In 2012, University of Utah Health Care, an academic medical center, became the first provider in the country to put patient reviews online. Like reviews found on Yelp and other review sites, these reviews were unedited and featured a ranking system.
Vivian Lee, a radiologist and former chief executive of UUHC, has written extensively about how the online reviews led to better communication between physicians and their patients. Quality metrics at the institution went up when UUHC instituted this new way of listening to patients, she said. Hospital revenues began trending in the same direction as satisfied patients began referring other patients.
Information used to flow from the provider to the patient. But with information now flowing both ways, patients are far more likely to feel satisfied with their care, to give their physicians high scores and to refer their friends and family to the same provider.
And while this is good news for any provider concerned with how patient satisfaction scores will impact Medicare reimbursement, there is an even more compelling reason to keep patients happy: A happier patient tends to be a healthier patient.
In a paper published in Academic Medicine, Dr. Lee presents data that shows a clear link between the satisfaction of patients with their healthcare and improved health outcomes. And they similarly reported that with more satisfied patients, came a lower rate of malpractice litigation. This means that doctors are not just fulfilling the goals that sent them to medical school in the first place, but the institutions they work for are functioning better as businesses.
Getting to the next level
Giving the patient a platform to speak can build trust, increase satisfaction, and even boost hospital revenue. But are there other ways to amplify the voice of the patient? Is an online review the only way to gather this important information?

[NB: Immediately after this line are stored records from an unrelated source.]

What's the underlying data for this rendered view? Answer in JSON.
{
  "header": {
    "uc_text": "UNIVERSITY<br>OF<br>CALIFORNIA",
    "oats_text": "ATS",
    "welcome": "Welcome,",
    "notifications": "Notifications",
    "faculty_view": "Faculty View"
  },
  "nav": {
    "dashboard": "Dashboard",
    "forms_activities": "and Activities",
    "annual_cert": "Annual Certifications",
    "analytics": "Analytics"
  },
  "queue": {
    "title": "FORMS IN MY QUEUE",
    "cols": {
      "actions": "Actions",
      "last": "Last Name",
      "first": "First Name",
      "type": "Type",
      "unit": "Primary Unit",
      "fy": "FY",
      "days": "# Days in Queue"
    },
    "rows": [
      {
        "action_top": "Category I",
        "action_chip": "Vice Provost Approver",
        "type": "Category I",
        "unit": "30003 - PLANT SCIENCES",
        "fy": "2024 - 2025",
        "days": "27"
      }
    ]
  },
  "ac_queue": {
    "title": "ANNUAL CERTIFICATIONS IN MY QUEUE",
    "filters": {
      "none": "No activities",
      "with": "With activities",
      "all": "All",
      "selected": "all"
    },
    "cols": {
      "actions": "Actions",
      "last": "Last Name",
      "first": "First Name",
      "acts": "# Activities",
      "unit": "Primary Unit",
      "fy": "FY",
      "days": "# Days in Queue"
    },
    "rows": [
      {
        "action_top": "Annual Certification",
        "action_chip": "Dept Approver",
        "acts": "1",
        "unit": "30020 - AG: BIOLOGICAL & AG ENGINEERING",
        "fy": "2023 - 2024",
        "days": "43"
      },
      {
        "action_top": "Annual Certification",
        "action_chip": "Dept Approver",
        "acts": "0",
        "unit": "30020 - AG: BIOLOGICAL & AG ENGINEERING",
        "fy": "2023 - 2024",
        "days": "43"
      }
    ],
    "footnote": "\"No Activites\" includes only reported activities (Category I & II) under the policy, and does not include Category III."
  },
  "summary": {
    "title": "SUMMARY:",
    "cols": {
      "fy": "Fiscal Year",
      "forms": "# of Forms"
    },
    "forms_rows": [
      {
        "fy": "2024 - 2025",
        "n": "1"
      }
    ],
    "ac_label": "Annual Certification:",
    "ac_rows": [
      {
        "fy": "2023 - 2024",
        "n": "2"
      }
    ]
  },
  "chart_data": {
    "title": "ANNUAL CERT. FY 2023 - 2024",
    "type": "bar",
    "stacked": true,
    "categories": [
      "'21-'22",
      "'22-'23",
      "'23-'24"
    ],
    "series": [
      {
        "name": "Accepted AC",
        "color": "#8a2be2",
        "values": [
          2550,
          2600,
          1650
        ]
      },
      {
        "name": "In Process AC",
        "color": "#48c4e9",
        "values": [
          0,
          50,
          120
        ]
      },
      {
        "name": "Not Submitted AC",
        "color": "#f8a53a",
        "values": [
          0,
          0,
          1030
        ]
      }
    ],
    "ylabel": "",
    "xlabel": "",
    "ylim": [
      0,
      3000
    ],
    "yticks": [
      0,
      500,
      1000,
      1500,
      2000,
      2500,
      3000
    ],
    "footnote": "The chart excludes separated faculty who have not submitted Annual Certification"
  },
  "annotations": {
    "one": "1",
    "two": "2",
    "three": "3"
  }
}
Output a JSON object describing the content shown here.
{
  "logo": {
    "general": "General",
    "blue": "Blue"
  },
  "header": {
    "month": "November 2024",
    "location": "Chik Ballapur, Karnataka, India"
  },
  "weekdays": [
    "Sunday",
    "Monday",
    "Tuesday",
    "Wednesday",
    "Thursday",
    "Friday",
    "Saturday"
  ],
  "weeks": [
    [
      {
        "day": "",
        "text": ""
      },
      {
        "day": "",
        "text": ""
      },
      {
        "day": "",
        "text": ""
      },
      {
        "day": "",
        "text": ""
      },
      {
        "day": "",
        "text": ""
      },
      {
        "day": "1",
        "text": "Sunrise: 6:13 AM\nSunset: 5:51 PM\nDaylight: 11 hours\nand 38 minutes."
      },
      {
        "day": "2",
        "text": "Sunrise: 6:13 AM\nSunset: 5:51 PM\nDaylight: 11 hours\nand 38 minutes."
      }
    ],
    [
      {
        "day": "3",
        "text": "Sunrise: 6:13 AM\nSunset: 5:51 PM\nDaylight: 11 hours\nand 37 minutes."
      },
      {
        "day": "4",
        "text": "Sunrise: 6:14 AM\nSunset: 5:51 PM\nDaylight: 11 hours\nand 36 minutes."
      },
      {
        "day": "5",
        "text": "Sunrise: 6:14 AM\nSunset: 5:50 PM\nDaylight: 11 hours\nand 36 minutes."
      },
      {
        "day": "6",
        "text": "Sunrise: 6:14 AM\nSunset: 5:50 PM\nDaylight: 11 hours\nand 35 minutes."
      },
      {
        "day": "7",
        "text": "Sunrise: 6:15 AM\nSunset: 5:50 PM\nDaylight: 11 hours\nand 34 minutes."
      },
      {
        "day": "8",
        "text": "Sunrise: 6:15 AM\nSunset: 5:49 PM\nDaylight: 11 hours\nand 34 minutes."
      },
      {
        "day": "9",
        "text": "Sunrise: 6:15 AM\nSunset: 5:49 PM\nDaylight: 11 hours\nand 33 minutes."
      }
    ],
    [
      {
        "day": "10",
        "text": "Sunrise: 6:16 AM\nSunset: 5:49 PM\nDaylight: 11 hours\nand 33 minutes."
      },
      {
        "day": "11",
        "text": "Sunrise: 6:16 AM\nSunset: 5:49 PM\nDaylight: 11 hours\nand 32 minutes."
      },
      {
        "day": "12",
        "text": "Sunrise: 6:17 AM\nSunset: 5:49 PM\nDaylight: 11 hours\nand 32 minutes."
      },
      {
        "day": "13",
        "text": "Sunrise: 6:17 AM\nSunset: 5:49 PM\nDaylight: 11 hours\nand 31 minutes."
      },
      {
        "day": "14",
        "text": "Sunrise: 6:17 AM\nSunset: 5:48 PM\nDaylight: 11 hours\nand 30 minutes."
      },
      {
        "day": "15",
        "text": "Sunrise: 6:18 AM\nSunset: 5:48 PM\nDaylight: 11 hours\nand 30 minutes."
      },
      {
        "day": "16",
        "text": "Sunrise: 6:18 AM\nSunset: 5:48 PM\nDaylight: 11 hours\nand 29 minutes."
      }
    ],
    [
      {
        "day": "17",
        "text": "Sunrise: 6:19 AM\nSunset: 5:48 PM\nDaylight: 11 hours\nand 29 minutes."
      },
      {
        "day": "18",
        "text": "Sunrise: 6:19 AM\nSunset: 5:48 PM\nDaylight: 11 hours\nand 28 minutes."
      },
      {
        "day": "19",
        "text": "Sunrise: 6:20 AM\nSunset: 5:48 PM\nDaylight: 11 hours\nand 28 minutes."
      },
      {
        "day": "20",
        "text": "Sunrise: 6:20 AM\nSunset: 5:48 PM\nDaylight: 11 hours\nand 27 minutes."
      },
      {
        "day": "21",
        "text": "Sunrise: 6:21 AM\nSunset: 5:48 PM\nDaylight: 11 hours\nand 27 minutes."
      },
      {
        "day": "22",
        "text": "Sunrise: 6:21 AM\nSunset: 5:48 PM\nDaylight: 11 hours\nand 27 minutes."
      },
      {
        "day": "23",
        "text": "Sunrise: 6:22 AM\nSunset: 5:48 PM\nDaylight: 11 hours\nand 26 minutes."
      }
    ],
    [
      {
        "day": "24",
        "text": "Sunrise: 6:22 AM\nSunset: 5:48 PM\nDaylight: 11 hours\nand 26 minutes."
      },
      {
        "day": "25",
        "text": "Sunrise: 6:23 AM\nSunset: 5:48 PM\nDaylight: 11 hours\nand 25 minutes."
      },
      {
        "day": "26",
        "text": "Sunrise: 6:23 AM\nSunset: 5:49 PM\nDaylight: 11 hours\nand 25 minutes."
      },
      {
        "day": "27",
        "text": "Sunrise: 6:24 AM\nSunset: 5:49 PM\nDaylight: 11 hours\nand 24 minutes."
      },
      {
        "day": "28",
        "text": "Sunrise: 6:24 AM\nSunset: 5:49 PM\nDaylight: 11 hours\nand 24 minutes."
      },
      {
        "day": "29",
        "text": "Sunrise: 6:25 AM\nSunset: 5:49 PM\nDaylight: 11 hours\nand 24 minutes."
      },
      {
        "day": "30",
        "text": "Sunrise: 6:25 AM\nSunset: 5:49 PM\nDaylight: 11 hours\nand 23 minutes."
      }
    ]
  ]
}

Online reviews have proven to be a powerful tool, but they only offer a snapshot of a patient’s satisfaction. Patients are unlikely to review their provider repeatedly, so reviews can’t be the only means of patient engagement.
Daily dialogue between providers and patients is the way to get feedback on a constant basis, and to turn the snapshot into a moving picture. It’s also the way to get the right information to the right patient at the right time, which is another way to ensure healthier, happier patients.
GetWell Loop’s solution automates this daily dialogue. Not only do we enable two-way dialogue, but we give patients another vehicle to review their physicians and the medical care they receive.
With more than 100,000 patients using GetWell Loop, we have seen:
• 72% of activated patients completing their patient satisfaction surveys
• 92% of patients reporting outstanding satisfaction with their healthcare
• HealthLoop physicians enjoying a net promoter score (NPS) of 89, which is higher than top consumer brands in the world
• 67% of patients agreeing to rate their physicians publicly when prompted by GetWell Loop
Online reviews have helped the healthcare system by enabling information to flow both ways. But meaningful patient engagement is the way to keep that information — and all the benefits that come with it — flowing every day.